Stopping the wildlife trade is a key to controlling coronaviruses

The history of coronaviruses is littered with environmental degradation, superstition, rampant illegal trading in wildlife, and complacency.

Earlier this century, a global panic was triggered by one such virus, SARS, and there were what look in hindsight like half-hearted attempts to develop a vaccine. Some formulations worked in animal tests but were shelved when they failed to produce the right antibodies in people. That research faded away when the world mistakenly believed the SARS threat had passed.

The new coronavirus, SARS-CoV-2, which causes Covid-19, has shown the modern medical world to be worryingly on the back foot, while foolish old-world superstitions persist about the medicinal power of wild animal parts from the most endangered and most trafficked species. This illegal industry is backed by serious and organised crime.

Animal-borne infectious diseases such as those caused by coronaviruses are an increasing threat to global health and security. More than 60% of 335 new diseases that emerged between 1960 and 2004 were zoonotic. Increasingly, these diseases are linked to habitat destruction and ecosystem disruption, which come from urbanisation, deforestation, logging, mining and rapidly increasing human populations.

The global illegal trade in wild animal products helps fuel epidemics, often in countries in which ‘wet’ markets operate. There, live animals and fish, often called ‘bushmeat’, are bought and sold. Interpol and the non-governmental organisation TRAFFIC say this trade has long been linked to gun and drug crime and illegal deforestation and mining.

Weak international laws make it difficult for NGOs like TRAFFIC to track and prosecute the criminal gangs behind the wildlife trade. Although the wet markets in China, including the one in Wuhan, were officially shut down in the initial stages of the outbreak, many have since reopened.
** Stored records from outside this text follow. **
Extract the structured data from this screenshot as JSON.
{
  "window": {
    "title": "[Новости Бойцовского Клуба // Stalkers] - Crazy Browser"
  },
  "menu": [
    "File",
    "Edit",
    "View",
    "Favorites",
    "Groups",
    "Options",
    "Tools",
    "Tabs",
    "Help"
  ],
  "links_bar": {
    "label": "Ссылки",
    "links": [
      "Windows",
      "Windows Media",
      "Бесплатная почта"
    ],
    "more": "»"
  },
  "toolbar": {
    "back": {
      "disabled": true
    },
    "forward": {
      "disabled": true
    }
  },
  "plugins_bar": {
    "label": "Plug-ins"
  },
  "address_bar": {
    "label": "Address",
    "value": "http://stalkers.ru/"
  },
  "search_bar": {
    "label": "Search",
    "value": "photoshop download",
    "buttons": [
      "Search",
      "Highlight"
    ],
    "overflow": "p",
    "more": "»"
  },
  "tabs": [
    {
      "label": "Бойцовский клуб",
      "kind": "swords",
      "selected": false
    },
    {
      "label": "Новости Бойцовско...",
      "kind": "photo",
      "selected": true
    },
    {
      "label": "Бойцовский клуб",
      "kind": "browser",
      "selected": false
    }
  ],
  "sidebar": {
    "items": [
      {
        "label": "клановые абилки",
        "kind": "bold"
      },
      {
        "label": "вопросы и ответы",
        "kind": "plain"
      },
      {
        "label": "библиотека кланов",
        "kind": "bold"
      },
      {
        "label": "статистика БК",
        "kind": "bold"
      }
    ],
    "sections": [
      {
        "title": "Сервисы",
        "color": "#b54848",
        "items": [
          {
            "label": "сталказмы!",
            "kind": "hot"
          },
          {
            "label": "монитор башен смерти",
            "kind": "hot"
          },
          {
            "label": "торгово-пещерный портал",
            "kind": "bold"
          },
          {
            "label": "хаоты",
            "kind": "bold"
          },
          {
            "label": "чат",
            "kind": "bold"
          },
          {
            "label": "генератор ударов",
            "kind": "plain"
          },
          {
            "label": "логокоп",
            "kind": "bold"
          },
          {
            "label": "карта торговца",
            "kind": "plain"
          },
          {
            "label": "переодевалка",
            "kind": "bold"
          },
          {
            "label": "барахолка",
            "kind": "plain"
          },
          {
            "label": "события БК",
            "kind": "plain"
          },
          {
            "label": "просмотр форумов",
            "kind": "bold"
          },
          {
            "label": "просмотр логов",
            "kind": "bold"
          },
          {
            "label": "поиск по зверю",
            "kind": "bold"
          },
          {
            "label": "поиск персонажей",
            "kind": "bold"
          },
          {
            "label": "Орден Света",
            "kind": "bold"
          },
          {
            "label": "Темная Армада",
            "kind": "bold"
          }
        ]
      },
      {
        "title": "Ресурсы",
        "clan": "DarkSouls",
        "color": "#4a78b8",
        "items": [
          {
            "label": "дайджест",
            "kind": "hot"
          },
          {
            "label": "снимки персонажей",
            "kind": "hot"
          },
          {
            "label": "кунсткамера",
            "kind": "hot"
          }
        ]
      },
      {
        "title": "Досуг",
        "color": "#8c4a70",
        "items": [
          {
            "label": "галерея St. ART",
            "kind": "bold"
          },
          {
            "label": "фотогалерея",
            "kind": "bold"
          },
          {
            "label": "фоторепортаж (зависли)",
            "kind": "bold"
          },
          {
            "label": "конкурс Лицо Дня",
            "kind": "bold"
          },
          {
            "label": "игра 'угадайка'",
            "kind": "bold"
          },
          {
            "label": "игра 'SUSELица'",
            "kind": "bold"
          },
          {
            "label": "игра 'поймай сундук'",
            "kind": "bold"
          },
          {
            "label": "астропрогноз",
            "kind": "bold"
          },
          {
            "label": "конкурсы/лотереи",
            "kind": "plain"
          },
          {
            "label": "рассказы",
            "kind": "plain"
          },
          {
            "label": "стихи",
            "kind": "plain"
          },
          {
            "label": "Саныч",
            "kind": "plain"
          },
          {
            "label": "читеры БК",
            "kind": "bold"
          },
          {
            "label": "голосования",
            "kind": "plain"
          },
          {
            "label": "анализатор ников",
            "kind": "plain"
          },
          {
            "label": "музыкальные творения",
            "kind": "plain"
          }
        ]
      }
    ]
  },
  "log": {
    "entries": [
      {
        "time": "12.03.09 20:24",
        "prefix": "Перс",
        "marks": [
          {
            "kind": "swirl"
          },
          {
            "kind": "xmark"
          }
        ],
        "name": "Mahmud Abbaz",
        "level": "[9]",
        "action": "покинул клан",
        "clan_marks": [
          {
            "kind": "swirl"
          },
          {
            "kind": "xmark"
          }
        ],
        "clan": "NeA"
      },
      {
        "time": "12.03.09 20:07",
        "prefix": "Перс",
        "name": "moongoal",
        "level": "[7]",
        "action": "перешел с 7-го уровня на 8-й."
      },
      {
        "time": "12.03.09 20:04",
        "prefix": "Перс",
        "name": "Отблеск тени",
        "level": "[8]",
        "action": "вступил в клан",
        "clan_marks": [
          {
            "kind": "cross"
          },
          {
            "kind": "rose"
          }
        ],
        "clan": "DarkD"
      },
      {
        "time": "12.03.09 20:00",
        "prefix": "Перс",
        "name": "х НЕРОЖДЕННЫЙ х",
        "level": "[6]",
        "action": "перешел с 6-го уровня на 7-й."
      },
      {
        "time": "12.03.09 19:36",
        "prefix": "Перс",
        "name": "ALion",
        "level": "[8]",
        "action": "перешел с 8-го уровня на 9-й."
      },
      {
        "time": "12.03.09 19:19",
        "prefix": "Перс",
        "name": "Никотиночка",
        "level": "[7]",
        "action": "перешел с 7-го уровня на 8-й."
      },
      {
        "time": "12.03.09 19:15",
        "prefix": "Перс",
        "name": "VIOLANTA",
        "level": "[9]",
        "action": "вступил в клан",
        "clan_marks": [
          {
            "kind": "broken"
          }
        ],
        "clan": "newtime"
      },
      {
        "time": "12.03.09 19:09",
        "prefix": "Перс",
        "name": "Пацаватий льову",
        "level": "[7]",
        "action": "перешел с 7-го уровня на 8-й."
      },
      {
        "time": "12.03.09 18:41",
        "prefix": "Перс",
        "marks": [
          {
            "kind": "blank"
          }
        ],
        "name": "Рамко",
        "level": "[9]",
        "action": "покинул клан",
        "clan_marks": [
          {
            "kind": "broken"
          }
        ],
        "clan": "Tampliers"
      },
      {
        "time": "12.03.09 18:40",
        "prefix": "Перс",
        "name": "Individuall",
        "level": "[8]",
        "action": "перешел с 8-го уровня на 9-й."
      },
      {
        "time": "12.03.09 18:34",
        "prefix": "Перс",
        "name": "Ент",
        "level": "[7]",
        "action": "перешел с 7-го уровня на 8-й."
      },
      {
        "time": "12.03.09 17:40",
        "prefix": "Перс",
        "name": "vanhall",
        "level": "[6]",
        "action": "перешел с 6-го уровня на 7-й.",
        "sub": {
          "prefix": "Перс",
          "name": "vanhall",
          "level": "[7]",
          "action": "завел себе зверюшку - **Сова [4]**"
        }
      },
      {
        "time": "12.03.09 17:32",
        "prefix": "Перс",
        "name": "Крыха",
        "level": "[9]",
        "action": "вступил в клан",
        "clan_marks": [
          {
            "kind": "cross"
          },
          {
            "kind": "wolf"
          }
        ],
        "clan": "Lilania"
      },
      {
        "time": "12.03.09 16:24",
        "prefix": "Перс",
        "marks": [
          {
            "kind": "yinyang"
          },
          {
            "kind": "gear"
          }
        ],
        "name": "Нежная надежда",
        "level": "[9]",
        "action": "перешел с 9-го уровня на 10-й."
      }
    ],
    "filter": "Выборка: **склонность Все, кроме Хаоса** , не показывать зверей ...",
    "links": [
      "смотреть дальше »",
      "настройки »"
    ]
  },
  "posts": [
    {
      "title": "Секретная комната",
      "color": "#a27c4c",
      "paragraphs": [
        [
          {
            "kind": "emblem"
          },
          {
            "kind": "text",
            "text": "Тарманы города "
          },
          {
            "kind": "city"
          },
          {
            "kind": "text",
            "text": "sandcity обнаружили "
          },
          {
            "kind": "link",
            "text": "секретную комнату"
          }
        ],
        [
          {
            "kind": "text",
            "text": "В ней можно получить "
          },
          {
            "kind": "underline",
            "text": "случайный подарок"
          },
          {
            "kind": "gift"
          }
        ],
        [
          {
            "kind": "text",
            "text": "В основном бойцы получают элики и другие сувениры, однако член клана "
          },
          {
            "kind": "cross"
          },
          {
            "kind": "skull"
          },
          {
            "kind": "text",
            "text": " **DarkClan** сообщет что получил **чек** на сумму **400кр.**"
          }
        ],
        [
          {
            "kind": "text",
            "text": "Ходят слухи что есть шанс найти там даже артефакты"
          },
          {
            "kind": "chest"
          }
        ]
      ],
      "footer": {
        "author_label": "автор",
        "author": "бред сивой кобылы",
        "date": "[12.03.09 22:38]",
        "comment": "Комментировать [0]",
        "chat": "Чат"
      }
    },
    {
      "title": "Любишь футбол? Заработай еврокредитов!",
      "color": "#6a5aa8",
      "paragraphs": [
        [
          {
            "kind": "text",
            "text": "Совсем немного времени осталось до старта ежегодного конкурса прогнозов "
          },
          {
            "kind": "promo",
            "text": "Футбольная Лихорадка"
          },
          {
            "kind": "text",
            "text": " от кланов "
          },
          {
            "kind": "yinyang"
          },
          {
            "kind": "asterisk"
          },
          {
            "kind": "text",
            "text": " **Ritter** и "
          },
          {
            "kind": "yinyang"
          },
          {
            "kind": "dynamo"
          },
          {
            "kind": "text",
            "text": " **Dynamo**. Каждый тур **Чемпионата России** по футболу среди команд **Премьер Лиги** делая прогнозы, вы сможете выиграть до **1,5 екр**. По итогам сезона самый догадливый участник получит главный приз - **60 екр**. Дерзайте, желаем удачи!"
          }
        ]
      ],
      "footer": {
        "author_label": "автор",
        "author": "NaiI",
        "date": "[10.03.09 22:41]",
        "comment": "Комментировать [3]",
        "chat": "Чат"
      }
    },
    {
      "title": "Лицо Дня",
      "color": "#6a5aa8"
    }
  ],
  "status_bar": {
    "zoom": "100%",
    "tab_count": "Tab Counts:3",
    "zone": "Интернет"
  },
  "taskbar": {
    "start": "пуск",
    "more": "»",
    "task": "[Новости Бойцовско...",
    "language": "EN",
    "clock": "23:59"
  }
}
China also instituted a ban on the sale of wild animals for human consumption, which remains in place. But wildlife experts believe the trade has gone deeper underground and animals are now being kept in even worse conditions. That allows viruses to cross to new species. In Gabon, traders are said to be keeping pangolins hidden, though they are still selling them.

Unless the international wildlife trade is stopped, new coronaviruses will pose a threat to human communities. Many nations don’t even have laws making the importation of banned wildlife and products illegal. Where legislation does exist, penalties can be inconsistent.

Coronaviruses are known to be widespread in bats, and in March 2019 China was identified by virologists from Wuhan as a country at particular risk of a SARS- or MERS-type epidemic.

SARS is believed to have crossed from bats to people via civets, while MERS made the transition via camels. A recent paper in the journal Current Biology confirmed that pangolins are the most likely intermediate species in the transmission of SARS-CoV-2 from bats to humans.

Our new world of zoonotic diseases requires much more than vaccines. Governments are increasingly reluctant to police environmental and wildlife laws. Those that allow environmental protections to be overridden or ignored include Australia, Brazil and China.

Weak environmental protection laws in Western countries reflect how little global leaders think or care about the cause-and-effect linkages between environmental stress and the health of human populations. The costs of not caring have not yet sunk in.

Without control of both the illegal wildlife trade and more general environmental destruction, development of antivirals and vaccines will fall short. Over time, we should expect new global zoonotic diseases far worse that Covid-19 to emerge. Taking environmental and animal crimes seriously will give better insight into how these viruses spread into human populations.

The Coalition for Epidemic and Preparedness Innovation is a global alliance that finances and coordinates the development of vaccines against emerging infectious diseases. A coalition of scientists that includes researchers from the University of Queensland and the CSIRO are working on producing a vaccine against Covid-19 vaccine; pre-clinical trials have started for two potential candidate.

But vaccine development is slow and fraught with issues of safety and the difficulties of mass production and distribution. It’s not known yet whether the vaccines being trialled will produce effective antibodies in people. The world will need to keep managing Covid-19 without a vaccine for many months to come.

The Covid-19 crisis is demonstrating that protecting nature and wildlife is not a luxury but a necessity if we are to save lives, livelihoods and economies. Added challenges come from the fact that wild animals are now increasingly ‘farmed’ alongside poultry and pigs.

Future epidemics will include varieties of influenza, which can spread to humans from chickens and pigs, as happened with H1N1 and H5N1. Farming practices need serious scrutiny at the global level.

We have only just entered this new era of viruses and our current medical technologies are woefully inadequate to treat us in this new world. Many experts still operate in silos and there’s been far too little international cooperation among specialists such as epidemiologists and virologists.

Hopefully, the scale of the destruction wrought by this latest coronavirus will force the changes the world needs.